THE HANDMAID’S TALE (Hulu) “Tale” has that very special something — a powerful social and political message that appeals to voters, abetted by some superb performances. A can’t miss? Usually, except that the Emmy crowd tends to be conservative (artistically, not politically) in the drama category. A win may come in time, but a freshman victory seems like a long shot.

THIS IS US (NBC) For Emmy consideration, NBC and producers submitted the episodes “The Big Day” and “Memphis.” Smart move. Those were among the best individual episodes of any prime time show last year, and almost perfectly representative of the power (and glory) of this fine newcomer.

WESTWORLD (HBO) It must gall HBO and its inborn sense of Emmy entitlement to be competing against the upstart crowd of Netflix wannabes in this category. But HBO knew at least two would be in the mix and therefore pushed hard to get attention for its costly prestige freshman series. The payoff: 22 nominations, three more than “Stranger Things.” Does tonnage lead to the ultimate payoff? Not always.

SHOULD WIN: “Better Call Saul.” “Saul” is “Breaking Bad’s” equal, and as the third season occasionally suggested, quite possibly its superior. This is the best show on television. Period.

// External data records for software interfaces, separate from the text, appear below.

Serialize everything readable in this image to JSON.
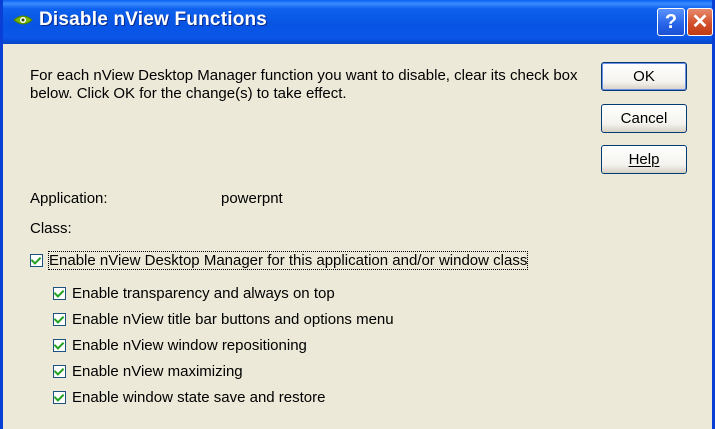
{
  "window": {
    "title": "Disable nView Functions"
  },
  "titlebar": {
    "help_label": "?",
    "close_label": "✕"
  },
  "description": "For each nView Desktop Manager function you want to disable, clear its check box below. Click OK for the change(s) to take effect.",
  "buttons": {
    "ok": "OK",
    "cancel": "Cancel",
    "help": "Help"
  },
  "info": {
    "application_label": "Application:",
    "application_value": "powerpnt",
    "class_label": "Class:"
  },
  "main_checkbox": {
    "label": "Enable nView Desktop Manager for this application and/or window class",
    "checked": true
  },
  "options": [
    {
      "label": "Enable transparency and always on top",
      "checked": true
    },
    {
      "label": "Enable nView title bar buttons and options menu",
      "checked": true
    },
    {
      "label": "Enable nView window repositioning",
      "checked": true
    },
    {
      "label": "Enable nView maximizing",
      "checked": true
    },
    {
      "label": "Enable window state save and restore",
      "checked": true
    }
  ],
  "colors": {
    "titlebar": "#0a56e8",
    "dialog_bg": "#ece9d8",
    "check": "#21a121"
  },
  "icons": {
    "app_icon": "nvidia-eye-icon",
    "help": "help-icon",
    "close": "close-icon"
  }
}
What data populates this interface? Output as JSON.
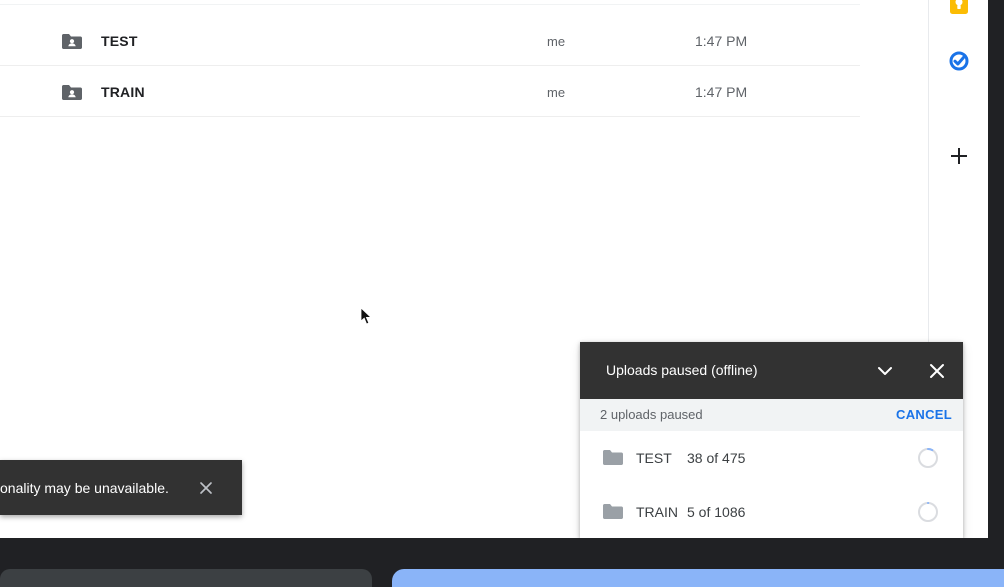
{
  "files": {
    "rows": [
      {
        "name": "TEST",
        "owner": "me",
        "modified": "1:47 PM",
        "icon": "shared-folder-icon"
      },
      {
        "name": "TRAIN",
        "owner": "me",
        "modified": "1:47 PM",
        "icon": "shared-folder-icon"
      }
    ]
  },
  "right_rail": {
    "items": [
      {
        "icon": "keep-icon"
      },
      {
        "icon": "tasks-icon"
      },
      {
        "icon": "add-icon"
      }
    ]
  },
  "toast": {
    "message": "onality may be unavailable.",
    "close_icon": "close-icon"
  },
  "upload_panel": {
    "title": "Uploads paused (offline)",
    "collapse_icon": "chevron-down-icon",
    "close_icon": "close-icon",
    "status": "2 uploads paused",
    "cancel_label": "CANCEL",
    "items": [
      {
        "name": "TEST",
        "progress_text": "38 of 475",
        "completed": 38,
        "total": 475
      },
      {
        "name": "TRAIN",
        "progress_text": "5 of 1086",
        "completed": 5,
        "total": 1086
      }
    ]
  },
  "colors": {
    "dark_panel": "#323232",
    "link_blue": "#1a73e8",
    "keep_yellow": "#fbbc04",
    "tasks_blue": "#1a73e8",
    "folder_gray": "#5f6368",
    "upload_folder_gray": "#9aa0a6"
  }
}
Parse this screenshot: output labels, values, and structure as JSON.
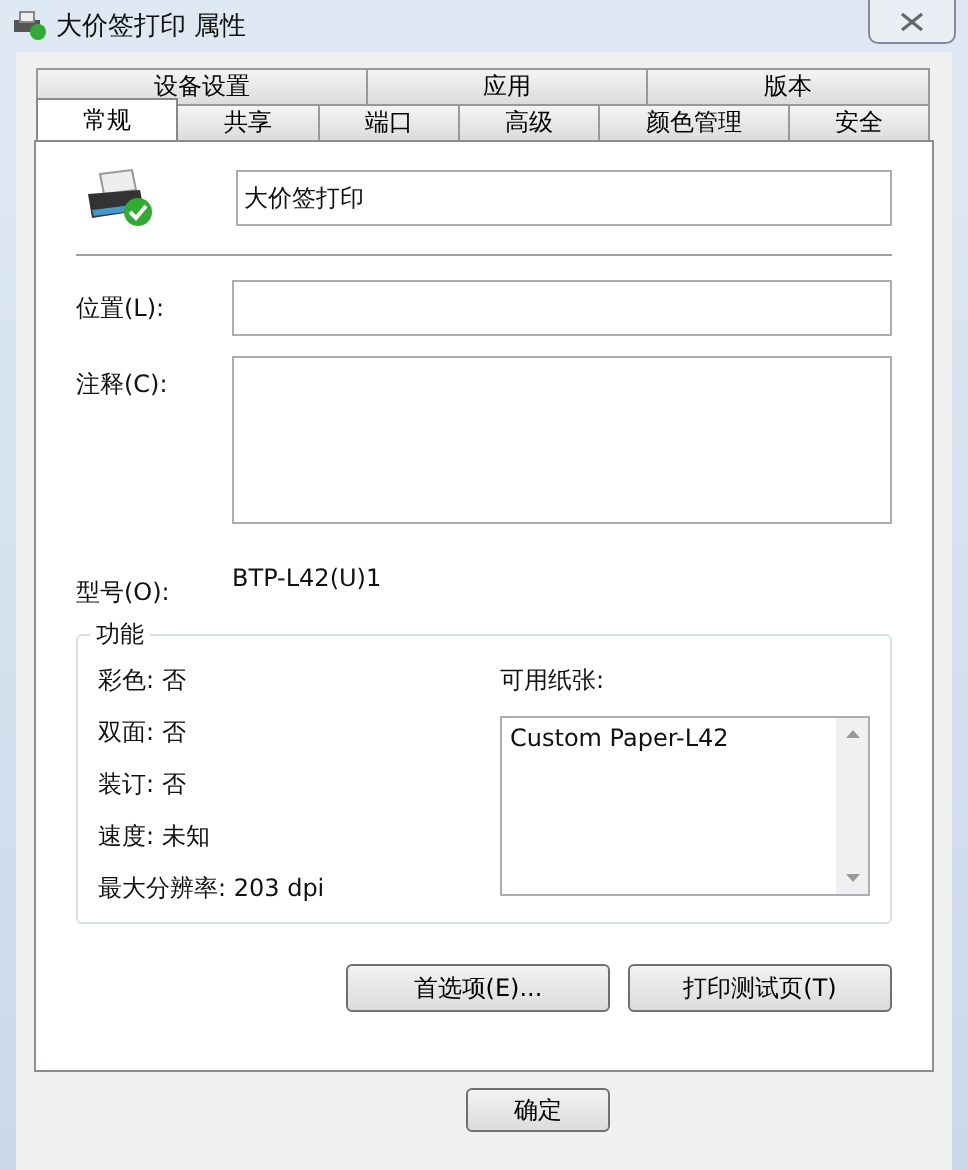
{
  "window": {
    "title": "大价签打印 属性"
  },
  "tab_rows": [
    [
      {
        "label": "设备设置",
        "selected": false
      },
      {
        "label": "应用",
        "selected": false
      },
      {
        "label": "版本",
        "selected": false
      }
    ],
    [
      {
        "label": "常规",
        "selected": true
      },
      {
        "label": "共享",
        "selected": false
      },
      {
        "label": "端口",
        "selected": false
      },
      {
        "label": "高级",
        "selected": false
      },
      {
        "label": "颜色管理",
        "selected": false
      },
      {
        "label": "安全",
        "selected": false
      }
    ]
  ],
  "printer_name": {
    "value": "大价签打印"
  },
  "location": {
    "label": "位置(L):"
  },
  "comment": {
    "label": "注释(C):"
  },
  "model": {
    "label": "型号(O):",
    "value": "BTP-L42(U)1"
  },
  "features": {
    "title": "功能",
    "items": [
      "彩色: 否",
      "双面: 否",
      "装订: 否",
      "速度: 未知",
      "最大分辨率: 203 dpi"
    ],
    "paper_label": "可用纸张:",
    "papers": [
      "Custom Paper-L42"
    ]
  },
  "panel_buttons": [
    "首选项(E)...",
    "打印测试页(T)"
  ],
  "dialog_buttons": [
    "确定"
  ]
}
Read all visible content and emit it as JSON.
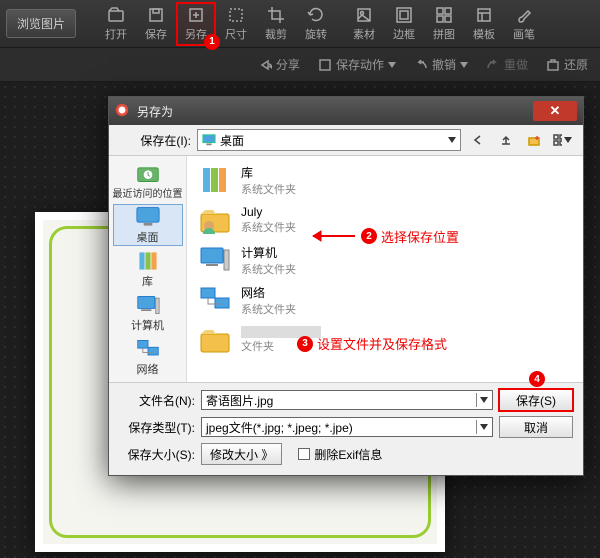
{
  "topbar": {
    "browse": "浏览图片",
    "tools": [
      {
        "label": "打开",
        "name": "open"
      },
      {
        "label": "保存",
        "name": "save"
      },
      {
        "label": "另存",
        "name": "save-as",
        "highlight": true,
        "badge": "1"
      },
      {
        "label": "尺寸",
        "name": "size"
      },
      {
        "label": "裁剪",
        "name": "crop"
      },
      {
        "label": "旋转",
        "name": "rotate"
      },
      {
        "label": "素材",
        "name": "assets"
      },
      {
        "label": "边框",
        "name": "border"
      },
      {
        "label": "拼图",
        "name": "collage"
      },
      {
        "label": "模板",
        "name": "template"
      },
      {
        "label": "画笔",
        "name": "brush"
      }
    ]
  },
  "subbar": {
    "share": "分享",
    "save_action": "保存动作",
    "undo": "撤销",
    "redo": "重做",
    "restore": "还原"
  },
  "dialog": {
    "title": "另存为",
    "save_in_label": "保存在(I):",
    "location": "桌面",
    "places": [
      {
        "label": "最近访问的位置",
        "name": "recent"
      },
      {
        "label": "桌面",
        "name": "desktop",
        "selected": true
      },
      {
        "label": "库",
        "name": "libraries"
      },
      {
        "label": "计算机",
        "name": "computer"
      },
      {
        "label": "网络",
        "name": "network"
      }
    ],
    "files": [
      {
        "name": "库",
        "sub": "系统文件夹",
        "type": "libs"
      },
      {
        "name": "July",
        "sub": "系统文件夹",
        "type": "user"
      },
      {
        "name": "计算机",
        "sub": "系统文件夹",
        "type": "pc"
      },
      {
        "name": "网络",
        "sub": "系统文件夹",
        "type": "net"
      },
      {
        "name": "",
        "sub": "文件夹",
        "type": "folder"
      }
    ],
    "filename_label": "文件名(N):",
    "filename_value": "寄语图片.jpg",
    "filetype_label": "保存类型(T):",
    "filetype_value": "jpeg文件(*.jpg; *.jpeg; *.jpe)",
    "filesize_label": "保存大小(S):",
    "resize_btn": "修改大小 》",
    "exif_label": "删除Exif信息",
    "save_btn": "保存(S)",
    "cancel_btn": "取消"
  },
  "annotations": {
    "step2": "选择保存位置",
    "step3": "设置文件并及保存格式",
    "badge2": "2",
    "badge3": "3",
    "badge4": "4"
  }
}
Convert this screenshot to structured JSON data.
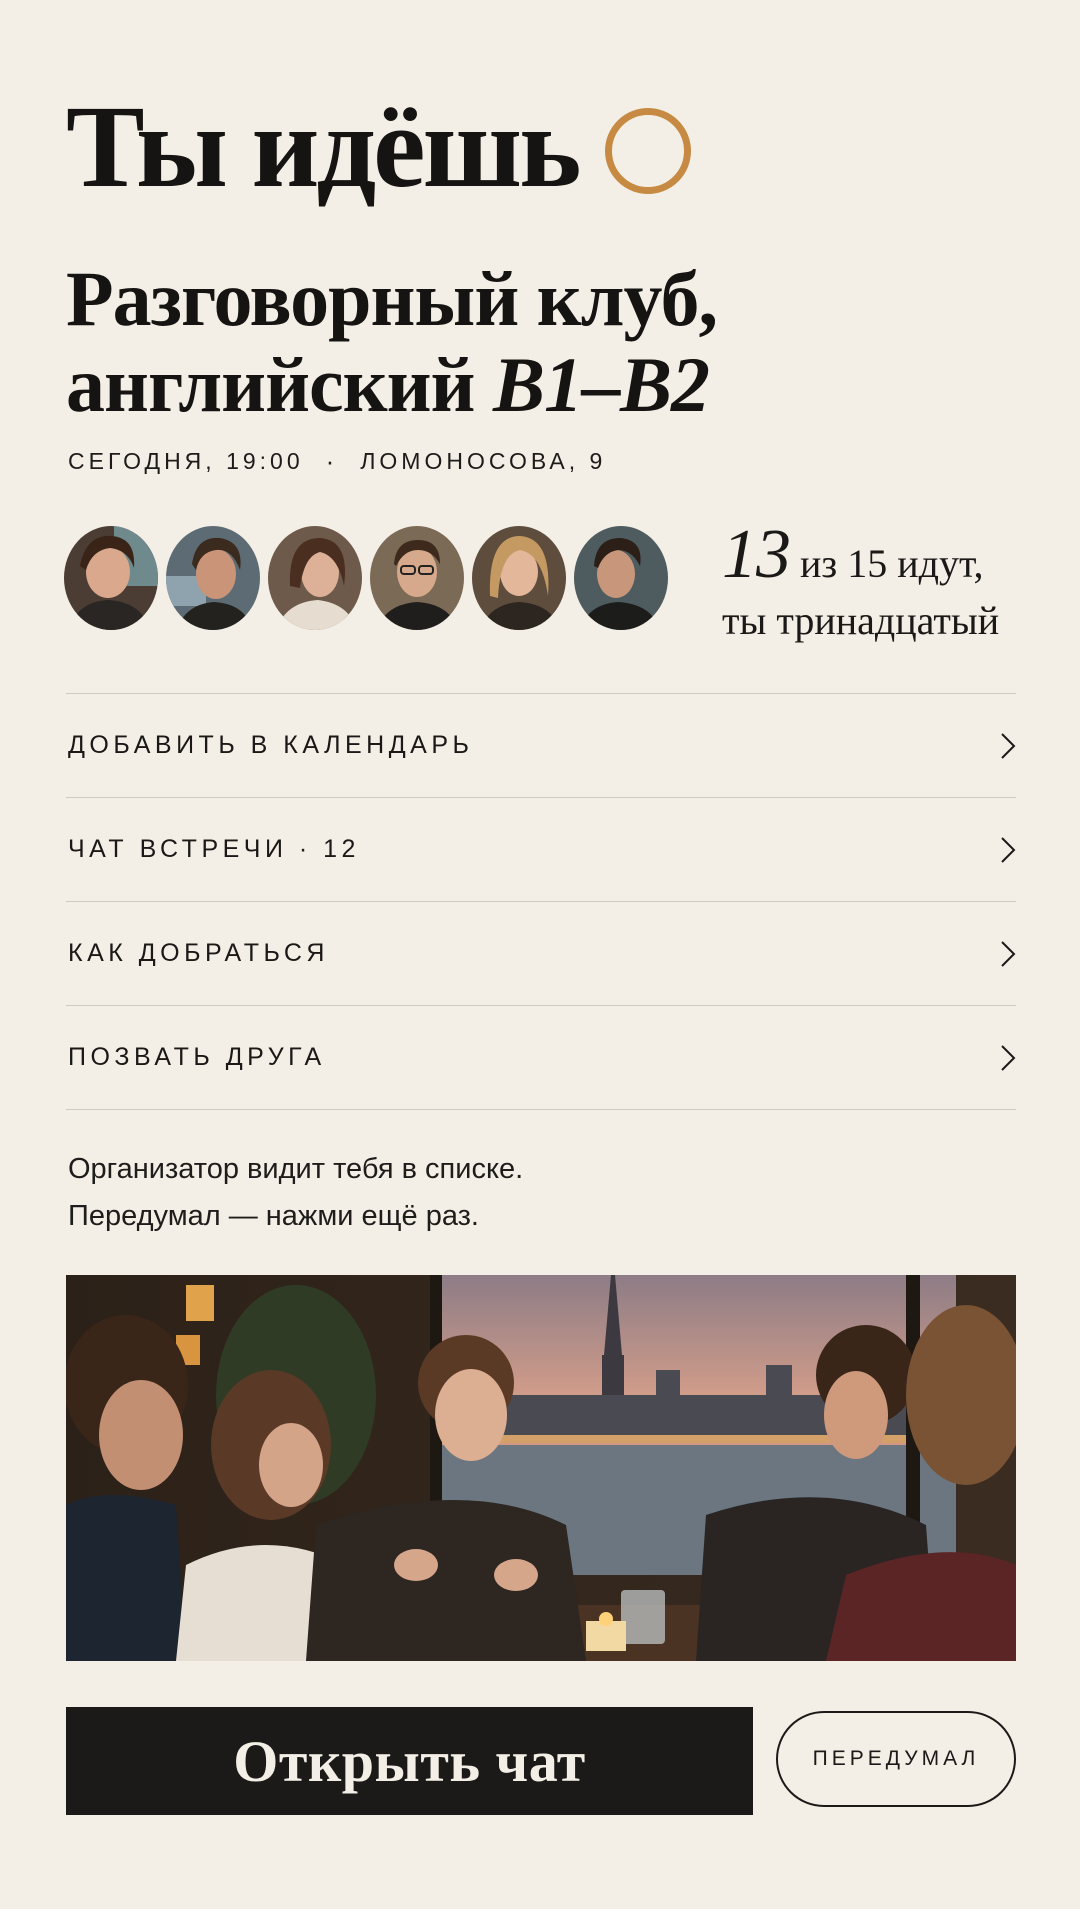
{
  "status": {
    "title": "Ты идёшь",
    "accent_color": "#c68a43",
    "indicator_icon": "ring-icon"
  },
  "event": {
    "title_main": "Разговорный клуб, английский ",
    "title_level": "B1–B2",
    "date_time": "СЕГОДНЯ, 19:00",
    "separator": "·",
    "address": "ЛОМОНОСОВА, 9"
  },
  "attendees": {
    "avatars": [
      "attendee-1",
      "attendee-2",
      "attendee-3",
      "attendee-4",
      "attendee-5",
      "attendee-6"
    ],
    "count": "13",
    "count_suffix": "из 15 идут,",
    "position_text": "ты тринадцатый"
  },
  "menu": {
    "items": [
      {
        "label": "ДОБАВИТЬ В КАЛЕНДАРЬ",
        "icon": "chevron-right-icon"
      },
      {
        "label": "ЧАТ ВСТРЕЧИ · 12",
        "icon": "chevron-right-icon"
      },
      {
        "label": "КАК ДОБРАТЬСЯ",
        "icon": "chevron-right-icon"
      },
      {
        "label": "ПОЗВАТЬ ДРУГА",
        "icon": "chevron-right-icon"
      }
    ]
  },
  "note": {
    "line1": "Организатор видит тебя в списке.",
    "line2": "Передумал — нажми ещё раз."
  },
  "actions": {
    "primary_label": "Открыть чат",
    "secondary_label": "ПЕРЕДУМАЛ"
  },
  "colors": {
    "background": "#f4efe6",
    "text": "#151412",
    "divider": "#cfc9bf",
    "button_dark": "#1b1a18"
  }
}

WILL WIN: “This Is Us.” The long drought finally ends. A commercial broadcast series hasn’t won this award since 2005 (“Lost”). There hasn’t even been a commercial broadcast nominee since 2011 (“The Good Wife”). But this isn’t about ending droughts. It’s about quality. “This Is Us” should prove that Sunday.